If elected in the general election on November 26, Rihanna Ferrera will make history for becoming the first openly transgender public official in Honduras.
“I want to participate in politics,” Ferrera said in a report by the Washington Blade on Monday. “I take my candidacy very seriously.”
Ferrera is seeking to be elected in a seat in Congress representing the department of Francisco Morazan, central part of the country where the capital Tegucigalpa is located.
She is running under the centrist-left United Social Democratic and Innovation Party (PINU).
Ferrera is the co-founder of Asociacion Cozumel Trans, a Honduras-based nonprofit transgender-advocacy organization.
In its Facebook page, the group’s mission is to improve the living conditions of transgender population through promotion and defense of human rights, access to healthcare in preventing of sexually-transmitted infections and HIV, citizen participation, gender equality, and education.
“I want to be a candidate,” Ferrera further explained on her motivation to seek an elected position. “It will also improve things for us trans women.”
Several transgender individuals have recently run for public office in the country.
Claudia Spellman and Victoria Gomez, both candidates under the leftist Liberty and Refoundation (LIBRE) party, sought election in 2012.
However, violent attacks and discriminatory acts are still commonplace in Honduras, particularly those that are targeted against transgender people.
In fact, Spellman, former director of HIV/AIDS Service organization based in San Pedro Sula, presently resides in DC after receiving death threats. Gomez, on the other hand, was attacked in Tegucigalpa and has sought asylum in Spain.

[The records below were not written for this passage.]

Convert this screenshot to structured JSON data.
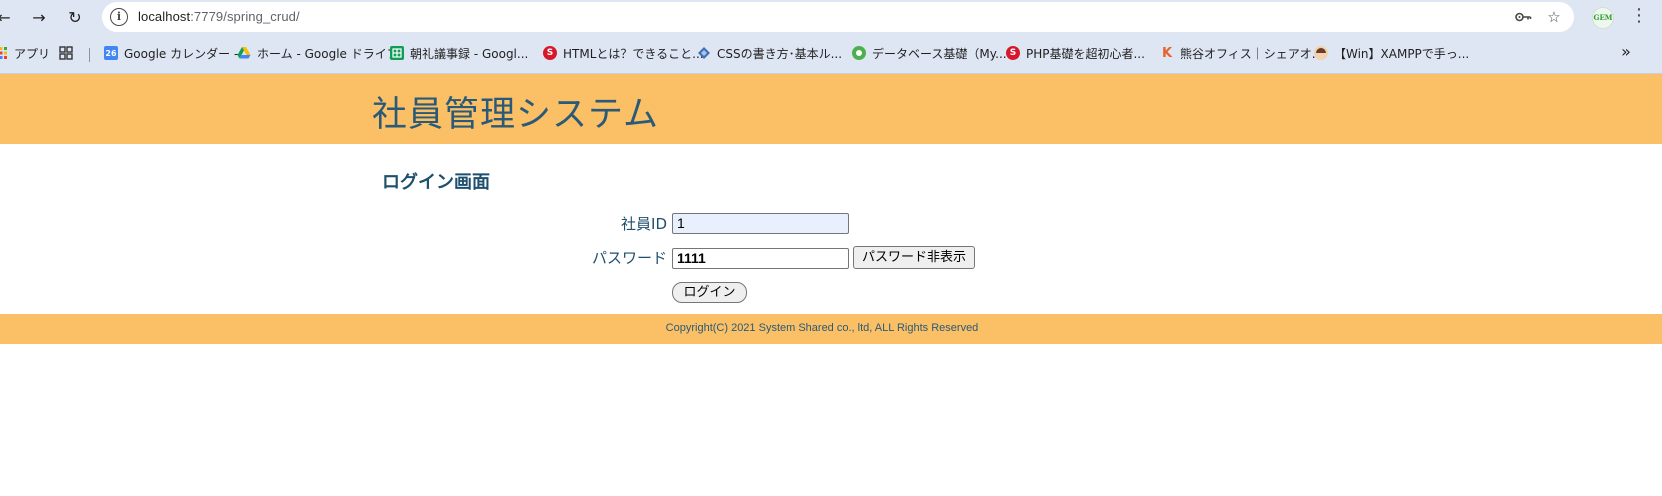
{
  "browser": {
    "url_host": "localhost",
    "url_path": ":7779/spring_crud/",
    "profile_label": "GEM",
    "bookmarks": [
      {
        "label": "アプリ",
        "icon": "apps-grid-icon",
        "color": "#ea4335"
      },
      {
        "label": "",
        "icon": "grid-icon",
        "color": "#444444"
      },
      {
        "label": "Google カレンダー -",
        "icon": "calendar-icon",
        "color": "#4285f4"
      },
      {
        "label": "ホーム - Google ドライブ",
        "icon": "drive-icon",
        "color": "#0f9d58"
      },
      {
        "label": "朝礼議事録 - Googl...",
        "icon": "sheets-icon",
        "color": "#0f9d58"
      },
      {
        "label": "HTMLとは？できること...",
        "icon": "red-circle-icon",
        "color": "#d7182a"
      },
      {
        "label": "CSSの書き方･基本ル...",
        "icon": "diamond-icon",
        "color": "#3f6fb5"
      },
      {
        "label": "データベース基礎（My...",
        "icon": "green-circle-icon",
        "color": "#4caf50"
      },
      {
        "label": "PHP基礎を超初心者...",
        "icon": "red-circle-icon",
        "color": "#d7182a"
      },
      {
        "label": "熊谷オフィス｜シェアオ...",
        "icon": "k-icon",
        "color": "#e8632c"
      },
      {
        "label": "【Win】XAMPPで手っ...",
        "icon": "avatar-icon",
        "color": "#7a4b2a"
      }
    ]
  },
  "page": {
    "site_title": "社員管理システム",
    "heading": "ログイン画面",
    "form": {
      "id_label": "社員ID",
      "id_value": "1",
      "password_label": "パスワード",
      "password_value": "1111",
      "toggle_button": "パスワード非表示",
      "login_button": "ログイン"
    },
    "footer": "Copyright(C) 2021 System Shared co., ltd, ALL Rights Reserved"
  },
  "colors": {
    "header_bg": "#fbbf66",
    "text_accent": "#1e4f6c",
    "browser_chrome": "#dfe6f3"
  }
}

Trans activist and Grupo de Mujeres volunteer, Sheryln Montoya, 29, was found dead wrapped in sacks in April. Her body bore signs of strangulation. A transgender-right advocate interviewed by the Washington Blade has also been subject to two assassination attempts last year.
In another report, lesbians, gays, bisexuals, transgender and intersex (LGBTI) organizations estimated that the are 240 people belonging to the LGBTI community that have been murdered since 2008.

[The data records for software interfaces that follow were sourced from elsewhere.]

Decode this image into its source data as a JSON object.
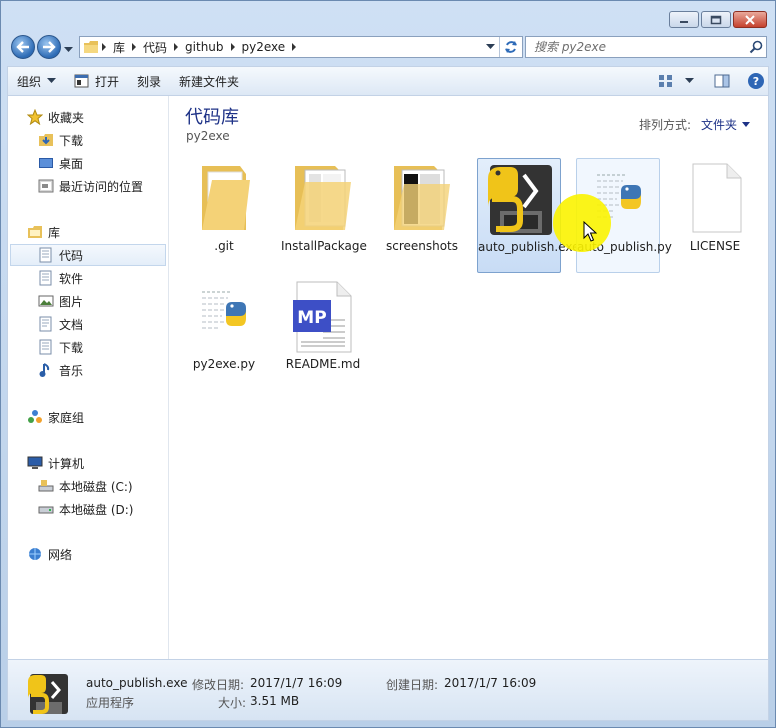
{
  "window": {
    "caption_buttons": [
      "minimize",
      "maximize",
      "close"
    ]
  },
  "address": {
    "segments": [
      "库",
      "代码",
      "github",
      "py2exe"
    ]
  },
  "search": {
    "placeholder": "搜索 py2exe"
  },
  "toolbar": {
    "organize": "组织",
    "open": "打开",
    "burn": "刻录",
    "new_folder": "新建文件夹"
  },
  "sidebar": {
    "favorites": {
      "label": "收藏夹",
      "items": [
        "下载",
        "桌面",
        "最近访问的位置"
      ]
    },
    "libraries": {
      "label": "库",
      "items": [
        "代码",
        "软件",
        "图片",
        "文档",
        "下载",
        "音乐"
      ]
    },
    "homegroup": "家庭组",
    "computer": {
      "label": "计算机",
      "items": [
        "本地磁盘 (C:)",
        "本地磁盘 (D:)"
      ]
    },
    "network": "网络"
  },
  "main": {
    "title": "代码库",
    "subtitle": "py2exe",
    "arrange_label": "排列方式:",
    "arrange_value": "文件夹"
  },
  "files": [
    {
      "name": ".git",
      "icon": "folder-icon"
    },
    {
      "name": "InstallPackage",
      "icon": "folder-icon"
    },
    {
      "name": "screenshots",
      "icon": "folder-icon"
    },
    {
      "name": "auto_publish.exe",
      "icon": "python-exe-icon",
      "selected": true
    },
    {
      "name": "auto_publish.py",
      "icon": "python-file-icon"
    },
    {
      "name": "LICENSE",
      "icon": "blank-file-icon"
    },
    {
      "name": "py2exe.py",
      "icon": "python-file-icon"
    },
    {
      "name": "README.md",
      "icon": "markdown-icon"
    }
  ],
  "details": {
    "file_name": "auto_publish.exe",
    "file_type": "应用程序",
    "modified_label": "修改日期:",
    "modified_value": "2017/1/7 16:09",
    "size_label": "大小:",
    "size_value": "3.51 MB",
    "created_label": "创建日期:",
    "created_value": "2017/1/7 16:09"
  },
  "colors": {
    "accent": "#1e3287",
    "selection": "#c8dcf5",
    "cursor_highlight": "#fbf300"
  }
}
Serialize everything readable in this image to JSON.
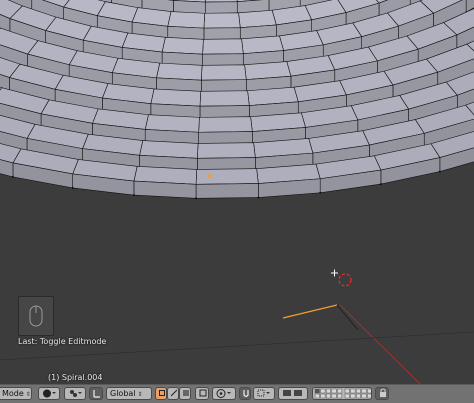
{
  "viewport": {
    "last_operator": "Last: Toggle Editmode",
    "object_label": "(1) Spiral.004"
  },
  "toolbar": {
    "mode_label": "Mode",
    "orientation_label": "Global",
    "arrow_glyph": "⇕",
    "shading_icon": "solid-sphere-icon",
    "pivot_icon": "pivot-icon",
    "manipulator_icon": "manipulator-icon",
    "layers_icon": "layers-icon",
    "snap_icon": "magnet-icon"
  },
  "colors": {
    "background": "#3c3c3c",
    "mesh_face": "#9a9aa8",
    "mesh_edge": "#000000",
    "selected_vertex": "#f0a030",
    "toolbar": "#727272"
  }
}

According to NBC News, Honduras remains to have one of the highest murder rates in the world and the risk is higher for trans women.

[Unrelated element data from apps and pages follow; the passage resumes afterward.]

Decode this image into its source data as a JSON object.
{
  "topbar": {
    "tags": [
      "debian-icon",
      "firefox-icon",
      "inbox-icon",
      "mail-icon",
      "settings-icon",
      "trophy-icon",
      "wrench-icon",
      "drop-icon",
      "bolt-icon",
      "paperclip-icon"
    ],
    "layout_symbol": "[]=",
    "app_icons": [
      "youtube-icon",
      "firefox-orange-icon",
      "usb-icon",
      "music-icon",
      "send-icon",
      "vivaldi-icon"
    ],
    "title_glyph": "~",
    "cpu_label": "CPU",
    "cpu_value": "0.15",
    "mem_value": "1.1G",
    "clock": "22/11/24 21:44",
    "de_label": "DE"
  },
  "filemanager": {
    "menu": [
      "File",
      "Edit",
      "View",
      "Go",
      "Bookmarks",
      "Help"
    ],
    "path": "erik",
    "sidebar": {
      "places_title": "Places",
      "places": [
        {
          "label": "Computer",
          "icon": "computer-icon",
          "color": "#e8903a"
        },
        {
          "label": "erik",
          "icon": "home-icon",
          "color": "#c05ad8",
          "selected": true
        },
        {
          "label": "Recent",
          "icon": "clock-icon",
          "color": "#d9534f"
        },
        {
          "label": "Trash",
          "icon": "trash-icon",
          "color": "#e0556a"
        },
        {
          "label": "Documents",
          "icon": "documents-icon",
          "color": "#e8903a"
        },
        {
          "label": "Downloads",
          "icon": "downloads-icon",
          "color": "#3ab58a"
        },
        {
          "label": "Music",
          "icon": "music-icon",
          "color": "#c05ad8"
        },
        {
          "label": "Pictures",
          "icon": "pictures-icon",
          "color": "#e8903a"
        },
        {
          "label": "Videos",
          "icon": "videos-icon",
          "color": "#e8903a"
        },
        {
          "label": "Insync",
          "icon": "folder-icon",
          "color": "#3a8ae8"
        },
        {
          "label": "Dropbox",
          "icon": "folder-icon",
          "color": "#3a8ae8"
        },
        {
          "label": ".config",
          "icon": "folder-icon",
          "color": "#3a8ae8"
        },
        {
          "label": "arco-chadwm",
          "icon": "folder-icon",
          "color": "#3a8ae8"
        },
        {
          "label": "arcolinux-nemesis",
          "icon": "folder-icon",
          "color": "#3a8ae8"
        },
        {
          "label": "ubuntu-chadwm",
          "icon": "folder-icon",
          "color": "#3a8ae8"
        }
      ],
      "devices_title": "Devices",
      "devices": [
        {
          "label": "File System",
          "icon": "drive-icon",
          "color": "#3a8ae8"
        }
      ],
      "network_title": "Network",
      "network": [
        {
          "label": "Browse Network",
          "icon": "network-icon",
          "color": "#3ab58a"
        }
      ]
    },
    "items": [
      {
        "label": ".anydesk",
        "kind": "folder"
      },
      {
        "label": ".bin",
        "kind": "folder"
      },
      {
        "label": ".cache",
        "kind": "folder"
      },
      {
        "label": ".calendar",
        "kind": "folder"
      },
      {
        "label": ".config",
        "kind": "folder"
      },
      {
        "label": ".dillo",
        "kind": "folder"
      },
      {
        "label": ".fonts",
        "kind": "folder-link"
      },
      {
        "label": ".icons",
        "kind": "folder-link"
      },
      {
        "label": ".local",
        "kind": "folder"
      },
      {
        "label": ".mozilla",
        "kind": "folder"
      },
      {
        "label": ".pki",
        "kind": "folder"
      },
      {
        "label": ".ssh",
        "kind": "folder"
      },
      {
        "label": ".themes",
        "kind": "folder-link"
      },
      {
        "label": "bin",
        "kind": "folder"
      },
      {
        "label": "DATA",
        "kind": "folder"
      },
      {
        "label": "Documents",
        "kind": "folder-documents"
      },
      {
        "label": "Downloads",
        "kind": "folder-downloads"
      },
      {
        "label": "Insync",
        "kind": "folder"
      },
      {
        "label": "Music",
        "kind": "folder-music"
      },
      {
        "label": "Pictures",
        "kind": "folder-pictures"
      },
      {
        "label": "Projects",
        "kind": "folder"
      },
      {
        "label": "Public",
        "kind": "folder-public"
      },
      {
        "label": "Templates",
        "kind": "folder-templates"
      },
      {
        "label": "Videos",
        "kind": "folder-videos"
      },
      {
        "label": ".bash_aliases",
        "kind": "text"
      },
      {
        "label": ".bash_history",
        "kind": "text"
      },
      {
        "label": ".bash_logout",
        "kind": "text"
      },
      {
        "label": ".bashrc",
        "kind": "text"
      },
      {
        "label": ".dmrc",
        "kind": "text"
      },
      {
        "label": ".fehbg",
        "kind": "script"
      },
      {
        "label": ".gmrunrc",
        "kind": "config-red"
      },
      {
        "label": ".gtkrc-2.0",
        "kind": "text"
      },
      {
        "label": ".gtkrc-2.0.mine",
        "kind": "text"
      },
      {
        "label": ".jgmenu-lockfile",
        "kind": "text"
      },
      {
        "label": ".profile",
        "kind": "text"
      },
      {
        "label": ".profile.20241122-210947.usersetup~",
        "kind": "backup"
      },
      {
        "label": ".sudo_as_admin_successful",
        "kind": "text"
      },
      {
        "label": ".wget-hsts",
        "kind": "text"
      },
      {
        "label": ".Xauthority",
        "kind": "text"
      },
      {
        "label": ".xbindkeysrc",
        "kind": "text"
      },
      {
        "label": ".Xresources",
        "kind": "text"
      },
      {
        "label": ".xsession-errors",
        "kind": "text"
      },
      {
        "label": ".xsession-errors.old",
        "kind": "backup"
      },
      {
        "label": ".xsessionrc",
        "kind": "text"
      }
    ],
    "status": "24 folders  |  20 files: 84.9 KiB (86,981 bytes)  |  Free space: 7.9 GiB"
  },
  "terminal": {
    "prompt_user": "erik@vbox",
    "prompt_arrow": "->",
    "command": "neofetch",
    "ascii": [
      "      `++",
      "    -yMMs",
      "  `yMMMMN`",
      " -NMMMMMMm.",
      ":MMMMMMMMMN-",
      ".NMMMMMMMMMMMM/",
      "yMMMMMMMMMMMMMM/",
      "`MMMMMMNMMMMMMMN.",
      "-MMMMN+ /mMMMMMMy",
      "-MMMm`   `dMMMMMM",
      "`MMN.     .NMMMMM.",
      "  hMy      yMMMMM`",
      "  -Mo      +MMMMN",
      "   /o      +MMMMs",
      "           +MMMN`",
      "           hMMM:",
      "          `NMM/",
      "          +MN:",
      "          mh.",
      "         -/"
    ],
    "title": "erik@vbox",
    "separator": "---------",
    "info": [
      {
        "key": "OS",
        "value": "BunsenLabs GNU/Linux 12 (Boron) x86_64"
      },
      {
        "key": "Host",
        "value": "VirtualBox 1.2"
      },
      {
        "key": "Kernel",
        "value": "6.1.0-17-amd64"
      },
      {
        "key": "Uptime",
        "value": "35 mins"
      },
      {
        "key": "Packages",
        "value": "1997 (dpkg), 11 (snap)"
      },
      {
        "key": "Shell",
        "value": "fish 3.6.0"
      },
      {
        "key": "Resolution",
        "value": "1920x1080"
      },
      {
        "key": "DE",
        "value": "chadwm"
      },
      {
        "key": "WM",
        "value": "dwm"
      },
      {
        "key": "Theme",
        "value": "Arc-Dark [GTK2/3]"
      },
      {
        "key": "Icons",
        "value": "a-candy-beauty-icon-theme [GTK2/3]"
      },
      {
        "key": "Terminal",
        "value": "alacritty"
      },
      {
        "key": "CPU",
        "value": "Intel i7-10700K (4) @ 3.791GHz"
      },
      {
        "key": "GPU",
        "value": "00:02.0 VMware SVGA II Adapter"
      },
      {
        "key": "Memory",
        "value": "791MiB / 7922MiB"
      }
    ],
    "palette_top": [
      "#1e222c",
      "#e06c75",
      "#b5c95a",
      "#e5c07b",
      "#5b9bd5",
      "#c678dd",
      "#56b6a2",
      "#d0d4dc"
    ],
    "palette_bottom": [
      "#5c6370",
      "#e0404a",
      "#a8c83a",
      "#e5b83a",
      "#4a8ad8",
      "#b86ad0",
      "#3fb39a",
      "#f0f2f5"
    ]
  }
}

When asked to comment about the situation for transgender citizens, Ferrera told Washington Blade, “It is very complex… It is very difficult.”
She herself also received verbal attack because of her gender identity.
She stated that the government still does not grant legal recognition to transgender people. She also said that many of them are forced to run away to another country because of the situation.